From the early 1900’s until 2012 Isaac Sievers and his son, Alvin, were preeminent photographers in the St. Louis, Missouri region. They photographed everything from WWI events, Old Busch Stadium, the 1904 World's Fair, to Charles Lindbergh, to Franklin D. Roosevelt. Their work is currently on display at the Missouri Historical Society made into murals at Lambert – St. Louis International Airport.
From 1942 until the end of WWII in 1945, Alvin served in the 12th Air Force Group of the United States Army in the China-India-Burma campaign against the army of Japan. His main task was as a encoder and decoder. He used is free time to photograph soldiers and send the negatives back to the United States where his sister, Carlye, would develop the images and send them to their families.
In the post-war years, Alvin Sievers returned to St. Louis where he continued his profession as a photographer and managing a studio. He was popular and very involved in the photographic community.
In 1956, 57, 59 and 63 Alvin was invited to photograph the St. Louis Corvette plant.

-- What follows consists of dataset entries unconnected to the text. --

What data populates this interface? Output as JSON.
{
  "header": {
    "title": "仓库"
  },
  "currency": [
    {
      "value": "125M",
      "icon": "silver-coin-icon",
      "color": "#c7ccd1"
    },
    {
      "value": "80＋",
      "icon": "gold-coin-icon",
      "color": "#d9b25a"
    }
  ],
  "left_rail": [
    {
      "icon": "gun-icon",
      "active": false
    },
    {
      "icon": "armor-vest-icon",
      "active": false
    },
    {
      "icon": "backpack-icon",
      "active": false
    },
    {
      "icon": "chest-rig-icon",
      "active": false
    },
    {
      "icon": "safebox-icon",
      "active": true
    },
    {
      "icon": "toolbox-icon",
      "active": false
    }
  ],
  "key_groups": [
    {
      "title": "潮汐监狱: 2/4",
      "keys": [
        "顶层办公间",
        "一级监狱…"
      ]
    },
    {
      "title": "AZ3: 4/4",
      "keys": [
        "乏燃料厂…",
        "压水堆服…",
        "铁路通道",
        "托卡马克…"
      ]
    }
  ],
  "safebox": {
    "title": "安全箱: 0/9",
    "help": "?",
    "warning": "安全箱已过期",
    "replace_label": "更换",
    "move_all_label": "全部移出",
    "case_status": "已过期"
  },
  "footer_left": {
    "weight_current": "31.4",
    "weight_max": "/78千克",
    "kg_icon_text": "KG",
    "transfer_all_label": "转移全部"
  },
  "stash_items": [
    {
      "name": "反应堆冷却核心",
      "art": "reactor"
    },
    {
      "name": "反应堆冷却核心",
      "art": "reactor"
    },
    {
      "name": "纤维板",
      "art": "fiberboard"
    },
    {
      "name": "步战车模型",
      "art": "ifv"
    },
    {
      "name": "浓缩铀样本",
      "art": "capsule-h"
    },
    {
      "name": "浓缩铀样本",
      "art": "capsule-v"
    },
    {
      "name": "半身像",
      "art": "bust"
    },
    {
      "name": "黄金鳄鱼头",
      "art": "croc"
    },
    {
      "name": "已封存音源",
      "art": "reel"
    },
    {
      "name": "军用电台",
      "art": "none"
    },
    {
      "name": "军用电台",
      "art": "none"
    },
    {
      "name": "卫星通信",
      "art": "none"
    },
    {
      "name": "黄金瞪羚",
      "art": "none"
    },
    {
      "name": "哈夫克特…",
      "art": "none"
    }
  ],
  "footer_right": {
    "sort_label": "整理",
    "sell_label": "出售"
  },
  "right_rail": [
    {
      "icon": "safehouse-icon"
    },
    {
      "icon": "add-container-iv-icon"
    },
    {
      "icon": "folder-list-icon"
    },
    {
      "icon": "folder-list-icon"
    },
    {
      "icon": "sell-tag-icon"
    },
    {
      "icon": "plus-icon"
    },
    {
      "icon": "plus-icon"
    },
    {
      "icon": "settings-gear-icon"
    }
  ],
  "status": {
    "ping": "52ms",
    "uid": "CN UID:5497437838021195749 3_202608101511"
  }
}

The images show everything from Corvette Club tours, Shriner's tours to social events at the club.